Numerical study of a concrete core temperature control building for tropics
Date of Issue2016

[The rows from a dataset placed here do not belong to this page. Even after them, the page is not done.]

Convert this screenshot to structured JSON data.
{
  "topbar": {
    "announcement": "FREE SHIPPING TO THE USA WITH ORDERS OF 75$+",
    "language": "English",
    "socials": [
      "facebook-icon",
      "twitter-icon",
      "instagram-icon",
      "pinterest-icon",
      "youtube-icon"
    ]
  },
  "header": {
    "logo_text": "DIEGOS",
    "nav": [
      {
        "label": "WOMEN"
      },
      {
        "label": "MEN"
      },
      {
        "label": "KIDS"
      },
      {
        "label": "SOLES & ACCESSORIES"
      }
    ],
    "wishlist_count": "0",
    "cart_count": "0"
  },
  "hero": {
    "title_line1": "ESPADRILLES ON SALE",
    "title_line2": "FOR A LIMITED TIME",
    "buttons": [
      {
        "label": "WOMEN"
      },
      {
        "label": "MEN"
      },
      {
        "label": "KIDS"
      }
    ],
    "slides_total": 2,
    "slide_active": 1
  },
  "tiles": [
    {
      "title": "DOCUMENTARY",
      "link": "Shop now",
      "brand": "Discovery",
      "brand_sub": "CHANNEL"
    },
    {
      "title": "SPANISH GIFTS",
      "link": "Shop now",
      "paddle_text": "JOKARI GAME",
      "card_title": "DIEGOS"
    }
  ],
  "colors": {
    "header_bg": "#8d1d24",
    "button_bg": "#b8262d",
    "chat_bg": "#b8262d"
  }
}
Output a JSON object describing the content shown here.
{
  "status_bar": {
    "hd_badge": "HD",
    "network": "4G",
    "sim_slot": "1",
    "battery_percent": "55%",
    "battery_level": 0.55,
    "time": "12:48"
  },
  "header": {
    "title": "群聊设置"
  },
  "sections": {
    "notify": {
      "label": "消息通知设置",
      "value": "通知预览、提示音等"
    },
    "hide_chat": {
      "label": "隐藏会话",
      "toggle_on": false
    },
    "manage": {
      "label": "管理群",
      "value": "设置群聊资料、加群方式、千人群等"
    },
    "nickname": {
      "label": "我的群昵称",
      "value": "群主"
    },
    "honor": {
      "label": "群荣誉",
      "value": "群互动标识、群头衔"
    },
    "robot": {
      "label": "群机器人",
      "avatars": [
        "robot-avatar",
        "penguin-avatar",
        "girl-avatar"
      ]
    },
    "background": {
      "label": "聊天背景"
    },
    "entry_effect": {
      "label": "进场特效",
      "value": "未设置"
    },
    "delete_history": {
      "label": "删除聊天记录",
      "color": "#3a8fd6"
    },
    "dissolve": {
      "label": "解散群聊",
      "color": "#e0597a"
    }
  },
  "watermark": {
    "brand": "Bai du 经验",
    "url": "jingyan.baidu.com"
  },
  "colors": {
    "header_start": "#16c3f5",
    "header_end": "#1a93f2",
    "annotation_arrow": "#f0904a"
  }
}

Due to the hot and humid weather conditions in Singapore, air conditioning is widely used in buildings. In most cases, the air conditioning system consumes up to 50% of the total electricity consumption. One of the biggest challenges in achieving energy efficiency in buildings is to achieve a good indoor comfort level, while reducing the amount of energy consumed by air conditioning. One possible solution is radiant cooling systems; a high temperature cooling system that transports cooling energy to the building space through water, which is a more efficient heat transfer agent compared to air. In this research study, we investigate the performance of a specific type of radiant cooling system - Concrete Core Temperature Control (CCTC) using a transient building and energy modelling tool, CCTC is the practice of pumping cooling water through polymer pipes that are embedded in concrete of the building mass. The CCTC system makes use of the concrete mass as a heat sink for the internal heat Ioad in the building, hence cooling the building space. CCTC, which originated in Europe and is popular in temperate climates around the world, is yet to be validated and implemented in buildings in the tropics. A transient model of a typical commercial space in Singapore containing the CCTC system was developed and its performance measured under variable conditions. The performance of the CCTC was measured in terms of indoor occupant comfort and annual energy consumption. The results were compared to a conventional cooling and ventilation system. Annual weather data of Singapore and heat Ioad of a typical office were created to simulate the hypothetical building with and without CCTC using Transient System Simulation (TRNSYS) software. Variable conditions such as flow rate of the cooling water, mass of concrete and different floor zones in building were considered during the simulation exercise. It was found that, while achieving the same indoor comfort level, the building with the CCTC system was able to achieve significant energy savings at the chiller plant and air-distribution levels. The relative energy saving at chiller plant and air distribution is about 20% and 30%, respectively. On an annual basis, the building with CCTC consumed Iess energy overall when compared to the building without. Further to this, the a parametric analysis of CCTC design perimeters: mass flow rate of the chilled water and thermal mass containing the embedded pipes, was done.